▶ Required work
Set the data down again so that every line matches exactly.

═════ Exercise data ═════

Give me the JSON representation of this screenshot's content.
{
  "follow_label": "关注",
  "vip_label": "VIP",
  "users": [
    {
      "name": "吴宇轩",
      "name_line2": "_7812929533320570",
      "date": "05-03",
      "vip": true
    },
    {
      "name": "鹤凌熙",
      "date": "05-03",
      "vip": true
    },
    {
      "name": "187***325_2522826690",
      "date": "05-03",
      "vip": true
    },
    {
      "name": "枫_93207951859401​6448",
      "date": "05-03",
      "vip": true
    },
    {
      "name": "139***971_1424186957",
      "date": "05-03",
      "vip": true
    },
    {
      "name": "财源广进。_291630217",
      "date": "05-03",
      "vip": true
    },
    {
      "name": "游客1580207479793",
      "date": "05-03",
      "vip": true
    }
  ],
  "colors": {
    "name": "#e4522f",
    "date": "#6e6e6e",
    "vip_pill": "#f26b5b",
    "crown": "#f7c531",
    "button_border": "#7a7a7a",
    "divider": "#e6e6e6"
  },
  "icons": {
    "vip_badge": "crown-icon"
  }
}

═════

▶ Response area
Give me the JSON representation of this screenshot's content.
{
  "follow_label": "关注",
  "vip_label": "VIP",
  "users": [
    {
      "name": "吴宇轩",
      "name_line2": "_7812929533320570",
      "date": "05-03",
      "vip": true
    },
    {
      "name": "鹤凌熙",
      "date": "05-03",
      "vip": true
    },
    {
      "name": "187***325_2522826690",
      "date": "05-03",
      "vip": true
    },
    {
      "name": "枫_93207951859401​6448",
      "date": "05-03",
      "vip": true
    },
    {
      "name": "139***971_1424186957",
      "date": "05-03",
      "vip": true
    },
    {
      "name": "财源广进。_291630217",
      "date": "05-03",
      "vip": true
    },
    {
      "name": "游客1580207479793",
      "date": "05-03",
      "vip": true
    }
  ],
  "colors": {
    "name": "#e4522f",
    "date": "#6e6e6e",
    "vip_pill": "#f26b5b",
    "crown": "#f7c531",
    "button_border": "#7a7a7a",
    "divider": "#e6e6e6"
  },
  "icons": {
    "vip_badge": "crown-icon"
  }
}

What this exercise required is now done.